In a universe as massive as our own, it would be selfish to even fathom the possibility of solitude in such an astronomical place. If we are truly alone, then what's with all the wasted space? Allow me to change perspectives for a moment. Let's hypothetically say you just built an aquarium the entire size of Earth. But instead of keeping billions of fish in the giant tank, you've decided to let one measly goldfish reign alone over it's very private sea. As you can clearly see, both ideas of loneliness are one in the same. Only the selfish would believe that we Earthlings have the entire Universe all to ourselves. But did you know we already have suggestive proof of life lurking in our own Solar System? To see it for yourself, all you have to do is look up. Our own Sun can literally help shed some light on this rather dim subject.
Our closest star, the Sun, is just beyond our reach at 93 million miles away. Light from the Sun takes only 8 minutes to bathe Earth with it's awesome power. This light is a necessity for life to have in order to exist.
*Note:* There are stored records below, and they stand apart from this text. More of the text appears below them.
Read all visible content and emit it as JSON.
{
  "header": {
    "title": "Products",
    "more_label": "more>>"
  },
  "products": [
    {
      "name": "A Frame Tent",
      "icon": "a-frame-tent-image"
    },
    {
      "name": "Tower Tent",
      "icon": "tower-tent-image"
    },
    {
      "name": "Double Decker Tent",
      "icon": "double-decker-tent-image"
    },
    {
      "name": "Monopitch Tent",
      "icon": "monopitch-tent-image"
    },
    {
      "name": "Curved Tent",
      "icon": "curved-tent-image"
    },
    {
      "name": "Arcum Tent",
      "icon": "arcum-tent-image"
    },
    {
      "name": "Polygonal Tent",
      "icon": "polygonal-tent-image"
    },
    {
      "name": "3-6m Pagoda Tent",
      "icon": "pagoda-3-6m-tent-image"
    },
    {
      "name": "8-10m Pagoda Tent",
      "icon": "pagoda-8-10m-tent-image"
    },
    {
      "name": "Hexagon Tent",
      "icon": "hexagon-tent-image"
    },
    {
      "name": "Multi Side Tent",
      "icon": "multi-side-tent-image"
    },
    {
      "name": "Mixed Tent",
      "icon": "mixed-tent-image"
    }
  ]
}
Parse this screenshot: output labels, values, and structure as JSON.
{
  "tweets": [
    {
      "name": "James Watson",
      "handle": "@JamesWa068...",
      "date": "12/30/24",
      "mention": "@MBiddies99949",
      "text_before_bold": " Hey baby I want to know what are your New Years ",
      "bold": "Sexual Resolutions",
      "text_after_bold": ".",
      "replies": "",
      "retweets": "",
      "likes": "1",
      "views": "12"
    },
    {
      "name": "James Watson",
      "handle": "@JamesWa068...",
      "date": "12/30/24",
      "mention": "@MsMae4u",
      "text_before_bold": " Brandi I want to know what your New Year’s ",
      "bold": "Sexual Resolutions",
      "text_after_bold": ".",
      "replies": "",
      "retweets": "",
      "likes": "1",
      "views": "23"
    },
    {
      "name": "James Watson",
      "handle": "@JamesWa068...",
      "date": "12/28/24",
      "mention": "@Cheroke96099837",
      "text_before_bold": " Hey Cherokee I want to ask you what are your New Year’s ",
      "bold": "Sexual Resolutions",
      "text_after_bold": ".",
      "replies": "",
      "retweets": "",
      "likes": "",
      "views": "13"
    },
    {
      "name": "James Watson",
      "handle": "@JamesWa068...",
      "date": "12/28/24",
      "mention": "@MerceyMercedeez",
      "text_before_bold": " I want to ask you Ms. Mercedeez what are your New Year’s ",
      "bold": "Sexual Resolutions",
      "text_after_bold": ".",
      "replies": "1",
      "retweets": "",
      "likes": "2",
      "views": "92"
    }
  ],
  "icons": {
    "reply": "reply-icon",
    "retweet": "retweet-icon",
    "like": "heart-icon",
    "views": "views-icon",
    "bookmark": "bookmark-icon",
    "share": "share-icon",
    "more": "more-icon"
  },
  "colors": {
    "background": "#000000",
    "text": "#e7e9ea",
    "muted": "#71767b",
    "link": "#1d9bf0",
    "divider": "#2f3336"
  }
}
By soaking up water, another byproduct of the Sun, plants also soak up light from the Sun and emit oxygen as it's waste product. Without this wasted oxygen, we Earthlings would surely parish. But thanks to our closest star, everyday life on Earth abundantly thrives. As Earthlings, we know first hand exactly what a star is capable of. Given the right conditions, the marriage of star and a planet can and do produce life as we know it.
We may not have definitive proof of life outside of Earth just yet, but that does not mean life abroad doesn't exist. The fact alone that our Universe contains billions of stars making up billions of galaxies, I would say that it's not possible for alien life not to exist in such a massive universe. But until we find that definitive proof of life beyond Earth, the question of are we alone in the Universe will still go unanswered. But perhaps on a planet, in a galaxy far far away, that very same question also plagues advanced minds just as ours have for centuries.